→ PROMPT
Wherever a line of the data contains "this", copy that line.

→ RECORD SET
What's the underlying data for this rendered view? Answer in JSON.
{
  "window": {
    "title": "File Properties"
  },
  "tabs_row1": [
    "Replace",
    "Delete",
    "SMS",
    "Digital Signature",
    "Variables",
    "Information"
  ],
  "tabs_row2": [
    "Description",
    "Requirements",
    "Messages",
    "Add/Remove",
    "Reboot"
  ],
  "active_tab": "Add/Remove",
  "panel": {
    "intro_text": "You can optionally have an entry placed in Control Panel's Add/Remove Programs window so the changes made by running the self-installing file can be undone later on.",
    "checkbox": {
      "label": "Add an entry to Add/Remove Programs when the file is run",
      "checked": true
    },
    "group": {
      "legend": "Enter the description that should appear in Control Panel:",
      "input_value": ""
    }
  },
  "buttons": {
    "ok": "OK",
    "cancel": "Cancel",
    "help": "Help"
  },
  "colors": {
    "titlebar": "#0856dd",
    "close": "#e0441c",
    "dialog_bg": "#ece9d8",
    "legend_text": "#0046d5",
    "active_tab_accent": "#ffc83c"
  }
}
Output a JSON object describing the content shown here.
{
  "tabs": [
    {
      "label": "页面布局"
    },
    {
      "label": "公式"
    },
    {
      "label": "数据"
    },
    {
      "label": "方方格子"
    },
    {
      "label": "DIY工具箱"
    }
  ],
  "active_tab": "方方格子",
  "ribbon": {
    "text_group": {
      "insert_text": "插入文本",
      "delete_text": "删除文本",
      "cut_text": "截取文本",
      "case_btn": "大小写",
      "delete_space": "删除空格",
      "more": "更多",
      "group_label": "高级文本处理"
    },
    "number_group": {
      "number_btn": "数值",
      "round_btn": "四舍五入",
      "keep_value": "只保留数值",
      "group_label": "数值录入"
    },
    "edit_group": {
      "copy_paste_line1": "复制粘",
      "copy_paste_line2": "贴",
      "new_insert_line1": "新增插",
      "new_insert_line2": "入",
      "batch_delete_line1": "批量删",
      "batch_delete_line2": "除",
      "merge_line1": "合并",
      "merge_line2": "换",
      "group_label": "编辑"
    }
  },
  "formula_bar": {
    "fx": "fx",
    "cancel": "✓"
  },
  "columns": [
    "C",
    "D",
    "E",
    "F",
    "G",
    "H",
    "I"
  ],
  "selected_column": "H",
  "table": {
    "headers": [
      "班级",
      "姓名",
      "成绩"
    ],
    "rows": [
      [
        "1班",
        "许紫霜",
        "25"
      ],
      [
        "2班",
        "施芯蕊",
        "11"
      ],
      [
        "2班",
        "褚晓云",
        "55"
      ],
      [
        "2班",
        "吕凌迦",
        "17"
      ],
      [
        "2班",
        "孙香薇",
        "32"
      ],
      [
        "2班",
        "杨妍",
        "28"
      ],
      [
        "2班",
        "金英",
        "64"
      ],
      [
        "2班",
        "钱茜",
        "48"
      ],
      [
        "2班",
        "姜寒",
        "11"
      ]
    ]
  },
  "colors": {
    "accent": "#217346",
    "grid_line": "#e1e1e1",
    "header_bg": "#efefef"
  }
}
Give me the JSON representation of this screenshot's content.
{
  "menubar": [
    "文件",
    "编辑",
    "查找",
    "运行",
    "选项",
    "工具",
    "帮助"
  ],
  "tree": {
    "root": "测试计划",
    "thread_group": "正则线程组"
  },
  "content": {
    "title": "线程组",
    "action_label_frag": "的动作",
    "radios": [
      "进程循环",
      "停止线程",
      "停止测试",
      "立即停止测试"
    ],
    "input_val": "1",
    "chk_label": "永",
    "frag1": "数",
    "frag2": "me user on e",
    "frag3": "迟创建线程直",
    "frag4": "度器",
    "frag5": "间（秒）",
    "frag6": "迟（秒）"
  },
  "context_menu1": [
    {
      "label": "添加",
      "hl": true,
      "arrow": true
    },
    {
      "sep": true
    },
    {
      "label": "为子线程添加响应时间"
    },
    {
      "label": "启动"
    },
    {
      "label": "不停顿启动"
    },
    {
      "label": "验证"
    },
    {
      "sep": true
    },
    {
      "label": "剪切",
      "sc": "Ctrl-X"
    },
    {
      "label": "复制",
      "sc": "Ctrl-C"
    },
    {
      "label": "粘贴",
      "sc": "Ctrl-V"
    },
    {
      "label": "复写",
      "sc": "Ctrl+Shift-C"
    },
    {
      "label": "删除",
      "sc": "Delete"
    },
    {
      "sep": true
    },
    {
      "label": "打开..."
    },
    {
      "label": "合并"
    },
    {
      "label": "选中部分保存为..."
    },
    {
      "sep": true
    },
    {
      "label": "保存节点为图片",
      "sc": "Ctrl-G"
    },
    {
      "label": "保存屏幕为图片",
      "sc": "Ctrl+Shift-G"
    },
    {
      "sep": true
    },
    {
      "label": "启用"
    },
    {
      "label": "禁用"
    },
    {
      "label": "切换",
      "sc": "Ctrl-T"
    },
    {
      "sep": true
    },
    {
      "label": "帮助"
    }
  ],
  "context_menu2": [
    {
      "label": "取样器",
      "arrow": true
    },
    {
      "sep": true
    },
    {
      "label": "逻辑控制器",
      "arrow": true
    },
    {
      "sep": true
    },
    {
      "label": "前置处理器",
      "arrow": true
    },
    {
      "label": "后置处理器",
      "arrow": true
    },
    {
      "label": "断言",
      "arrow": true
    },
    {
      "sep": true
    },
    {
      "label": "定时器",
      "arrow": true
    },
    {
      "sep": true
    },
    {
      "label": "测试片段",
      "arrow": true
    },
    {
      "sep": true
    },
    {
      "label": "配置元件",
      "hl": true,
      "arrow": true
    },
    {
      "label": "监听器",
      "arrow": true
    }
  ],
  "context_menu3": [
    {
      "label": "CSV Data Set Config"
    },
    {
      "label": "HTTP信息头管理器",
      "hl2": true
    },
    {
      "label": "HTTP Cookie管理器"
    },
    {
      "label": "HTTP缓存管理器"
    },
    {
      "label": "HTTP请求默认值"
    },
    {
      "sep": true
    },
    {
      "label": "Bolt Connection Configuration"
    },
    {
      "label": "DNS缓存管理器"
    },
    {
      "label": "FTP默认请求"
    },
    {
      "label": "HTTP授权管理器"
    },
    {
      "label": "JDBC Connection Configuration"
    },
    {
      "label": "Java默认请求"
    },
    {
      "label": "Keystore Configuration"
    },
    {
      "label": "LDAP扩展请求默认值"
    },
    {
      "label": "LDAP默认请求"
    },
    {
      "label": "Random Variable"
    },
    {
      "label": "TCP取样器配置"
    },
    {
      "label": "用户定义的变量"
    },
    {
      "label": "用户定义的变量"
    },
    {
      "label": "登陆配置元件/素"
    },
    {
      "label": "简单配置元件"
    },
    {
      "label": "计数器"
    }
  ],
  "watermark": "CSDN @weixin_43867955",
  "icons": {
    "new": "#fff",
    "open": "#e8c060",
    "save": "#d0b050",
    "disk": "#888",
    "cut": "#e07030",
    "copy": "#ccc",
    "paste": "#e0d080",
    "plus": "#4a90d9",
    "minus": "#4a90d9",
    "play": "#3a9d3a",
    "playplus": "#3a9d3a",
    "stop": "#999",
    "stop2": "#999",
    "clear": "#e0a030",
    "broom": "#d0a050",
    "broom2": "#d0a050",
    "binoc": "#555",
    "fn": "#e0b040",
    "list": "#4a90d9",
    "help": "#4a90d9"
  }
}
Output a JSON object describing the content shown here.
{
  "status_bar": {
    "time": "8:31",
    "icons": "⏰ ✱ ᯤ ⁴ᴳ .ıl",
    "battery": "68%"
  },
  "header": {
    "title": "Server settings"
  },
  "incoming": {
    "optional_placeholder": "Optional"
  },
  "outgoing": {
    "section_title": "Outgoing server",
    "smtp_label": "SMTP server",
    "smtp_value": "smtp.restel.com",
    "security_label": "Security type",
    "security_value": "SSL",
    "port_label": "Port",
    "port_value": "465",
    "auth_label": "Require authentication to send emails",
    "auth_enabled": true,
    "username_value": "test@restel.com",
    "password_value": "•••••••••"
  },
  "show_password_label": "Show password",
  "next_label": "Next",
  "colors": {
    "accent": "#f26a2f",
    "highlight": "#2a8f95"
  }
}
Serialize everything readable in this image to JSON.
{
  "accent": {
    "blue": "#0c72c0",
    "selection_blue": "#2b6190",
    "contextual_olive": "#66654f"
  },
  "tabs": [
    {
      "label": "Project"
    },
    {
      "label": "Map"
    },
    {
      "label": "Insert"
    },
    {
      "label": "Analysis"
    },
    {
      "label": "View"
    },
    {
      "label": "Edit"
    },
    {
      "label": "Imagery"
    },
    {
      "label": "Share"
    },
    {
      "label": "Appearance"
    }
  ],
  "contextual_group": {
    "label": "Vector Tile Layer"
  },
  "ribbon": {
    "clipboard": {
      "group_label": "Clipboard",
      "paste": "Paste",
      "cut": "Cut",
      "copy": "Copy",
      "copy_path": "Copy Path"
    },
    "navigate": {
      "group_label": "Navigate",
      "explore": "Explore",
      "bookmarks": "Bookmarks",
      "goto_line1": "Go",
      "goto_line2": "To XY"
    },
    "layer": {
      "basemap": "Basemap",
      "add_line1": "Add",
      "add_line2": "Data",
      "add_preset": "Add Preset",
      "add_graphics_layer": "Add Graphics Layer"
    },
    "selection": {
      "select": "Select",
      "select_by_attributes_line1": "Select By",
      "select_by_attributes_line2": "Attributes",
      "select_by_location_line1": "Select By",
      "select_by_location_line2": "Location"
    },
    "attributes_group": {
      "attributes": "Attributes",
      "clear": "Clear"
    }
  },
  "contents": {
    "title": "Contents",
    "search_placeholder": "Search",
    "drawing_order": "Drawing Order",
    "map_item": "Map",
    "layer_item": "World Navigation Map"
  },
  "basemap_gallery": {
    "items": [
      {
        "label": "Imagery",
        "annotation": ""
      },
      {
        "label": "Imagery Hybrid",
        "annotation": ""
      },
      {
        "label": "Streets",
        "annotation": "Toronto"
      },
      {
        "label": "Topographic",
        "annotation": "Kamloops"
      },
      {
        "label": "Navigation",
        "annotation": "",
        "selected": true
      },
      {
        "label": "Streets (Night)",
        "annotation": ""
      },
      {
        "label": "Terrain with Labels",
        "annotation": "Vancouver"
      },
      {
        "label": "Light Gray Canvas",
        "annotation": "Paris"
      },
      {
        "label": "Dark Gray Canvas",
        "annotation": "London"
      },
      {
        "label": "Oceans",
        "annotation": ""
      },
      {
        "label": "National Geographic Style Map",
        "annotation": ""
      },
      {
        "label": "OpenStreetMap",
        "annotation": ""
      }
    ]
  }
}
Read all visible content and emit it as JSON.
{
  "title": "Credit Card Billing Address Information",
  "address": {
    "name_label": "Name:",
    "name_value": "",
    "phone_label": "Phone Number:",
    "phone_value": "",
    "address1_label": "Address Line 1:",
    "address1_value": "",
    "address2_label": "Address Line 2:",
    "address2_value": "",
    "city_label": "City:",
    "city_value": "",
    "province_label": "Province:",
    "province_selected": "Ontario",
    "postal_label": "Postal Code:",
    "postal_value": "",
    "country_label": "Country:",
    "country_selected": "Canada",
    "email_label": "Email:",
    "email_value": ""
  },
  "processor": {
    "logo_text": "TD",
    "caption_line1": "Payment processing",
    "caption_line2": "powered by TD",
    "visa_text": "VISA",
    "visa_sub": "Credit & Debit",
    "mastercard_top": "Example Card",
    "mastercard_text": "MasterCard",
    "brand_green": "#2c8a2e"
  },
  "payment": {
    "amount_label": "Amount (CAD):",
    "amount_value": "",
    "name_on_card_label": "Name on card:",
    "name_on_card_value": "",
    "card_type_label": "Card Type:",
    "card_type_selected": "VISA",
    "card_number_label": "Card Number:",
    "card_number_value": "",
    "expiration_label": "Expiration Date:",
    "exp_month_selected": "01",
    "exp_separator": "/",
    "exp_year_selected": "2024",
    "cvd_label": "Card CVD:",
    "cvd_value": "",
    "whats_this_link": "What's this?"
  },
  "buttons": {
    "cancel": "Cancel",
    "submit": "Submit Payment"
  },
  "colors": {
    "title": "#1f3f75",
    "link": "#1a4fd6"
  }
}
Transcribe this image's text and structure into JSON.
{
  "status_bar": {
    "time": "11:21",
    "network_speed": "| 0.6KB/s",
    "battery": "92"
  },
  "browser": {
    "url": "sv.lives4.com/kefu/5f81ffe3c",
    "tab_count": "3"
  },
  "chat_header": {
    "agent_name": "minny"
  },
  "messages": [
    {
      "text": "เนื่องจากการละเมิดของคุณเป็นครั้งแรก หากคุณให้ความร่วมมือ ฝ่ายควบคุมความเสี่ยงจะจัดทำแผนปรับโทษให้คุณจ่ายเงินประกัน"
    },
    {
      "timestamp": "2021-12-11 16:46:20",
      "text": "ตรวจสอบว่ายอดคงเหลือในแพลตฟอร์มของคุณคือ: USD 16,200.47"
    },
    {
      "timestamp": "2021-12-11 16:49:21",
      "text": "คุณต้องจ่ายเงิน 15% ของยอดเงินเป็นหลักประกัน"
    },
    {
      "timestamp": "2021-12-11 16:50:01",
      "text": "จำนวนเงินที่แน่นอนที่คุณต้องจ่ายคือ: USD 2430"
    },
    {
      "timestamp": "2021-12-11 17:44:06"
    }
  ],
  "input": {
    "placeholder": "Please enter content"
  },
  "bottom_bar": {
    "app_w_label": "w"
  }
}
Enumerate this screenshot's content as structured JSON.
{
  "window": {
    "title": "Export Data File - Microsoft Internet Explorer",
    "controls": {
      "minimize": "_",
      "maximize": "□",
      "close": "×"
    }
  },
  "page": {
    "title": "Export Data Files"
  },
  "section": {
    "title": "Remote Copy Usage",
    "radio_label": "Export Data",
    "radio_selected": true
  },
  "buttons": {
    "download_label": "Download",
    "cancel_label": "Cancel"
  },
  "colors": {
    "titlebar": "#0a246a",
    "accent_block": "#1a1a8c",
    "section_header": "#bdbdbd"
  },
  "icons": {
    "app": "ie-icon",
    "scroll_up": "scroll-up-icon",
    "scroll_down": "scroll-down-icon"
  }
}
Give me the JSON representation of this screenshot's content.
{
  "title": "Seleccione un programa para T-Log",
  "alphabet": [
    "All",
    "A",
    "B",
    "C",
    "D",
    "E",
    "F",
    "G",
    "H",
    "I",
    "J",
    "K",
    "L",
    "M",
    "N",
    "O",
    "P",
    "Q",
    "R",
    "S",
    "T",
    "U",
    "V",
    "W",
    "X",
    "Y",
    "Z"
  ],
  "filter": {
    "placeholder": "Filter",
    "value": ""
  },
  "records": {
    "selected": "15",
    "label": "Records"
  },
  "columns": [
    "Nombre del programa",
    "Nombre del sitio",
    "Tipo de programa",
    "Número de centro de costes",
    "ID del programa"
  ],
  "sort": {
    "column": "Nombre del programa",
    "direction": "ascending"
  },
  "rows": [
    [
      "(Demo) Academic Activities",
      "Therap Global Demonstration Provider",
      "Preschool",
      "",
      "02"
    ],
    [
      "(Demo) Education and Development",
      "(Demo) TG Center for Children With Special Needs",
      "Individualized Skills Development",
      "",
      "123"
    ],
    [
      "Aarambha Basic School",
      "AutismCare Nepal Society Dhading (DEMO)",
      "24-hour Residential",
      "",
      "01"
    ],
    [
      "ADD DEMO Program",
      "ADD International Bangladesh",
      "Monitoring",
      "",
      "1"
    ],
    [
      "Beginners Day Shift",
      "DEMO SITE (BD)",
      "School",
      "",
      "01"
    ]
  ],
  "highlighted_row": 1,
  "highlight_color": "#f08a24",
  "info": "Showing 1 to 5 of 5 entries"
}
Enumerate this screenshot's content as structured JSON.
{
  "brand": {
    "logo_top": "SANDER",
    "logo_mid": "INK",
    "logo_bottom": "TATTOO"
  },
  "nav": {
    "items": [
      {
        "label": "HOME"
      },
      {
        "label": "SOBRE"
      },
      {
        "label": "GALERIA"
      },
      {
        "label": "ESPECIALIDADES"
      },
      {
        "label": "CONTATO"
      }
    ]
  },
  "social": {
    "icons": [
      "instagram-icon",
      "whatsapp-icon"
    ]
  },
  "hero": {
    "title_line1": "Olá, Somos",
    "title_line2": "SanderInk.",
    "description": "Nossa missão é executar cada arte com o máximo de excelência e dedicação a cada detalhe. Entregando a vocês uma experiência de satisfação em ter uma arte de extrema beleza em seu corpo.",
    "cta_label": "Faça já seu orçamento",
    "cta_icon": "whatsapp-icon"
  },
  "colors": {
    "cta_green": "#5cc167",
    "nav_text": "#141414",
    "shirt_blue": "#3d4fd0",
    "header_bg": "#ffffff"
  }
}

→ PROBLEM SOLUTION
What's the underlying data for this rendered view? Answer in JSON.
Give me the JSON representation of this screenshot's content.
Serialize everything readable in this image to JSON.
    "whats_this_link": "What's this?"
Transcribe this image's text and structure into JSON.
Enumerate this screenshot's content as structured JSON.
Give me the JSON representation of this screenshot's content.
Enumerate this screenshot's content as structured JSON.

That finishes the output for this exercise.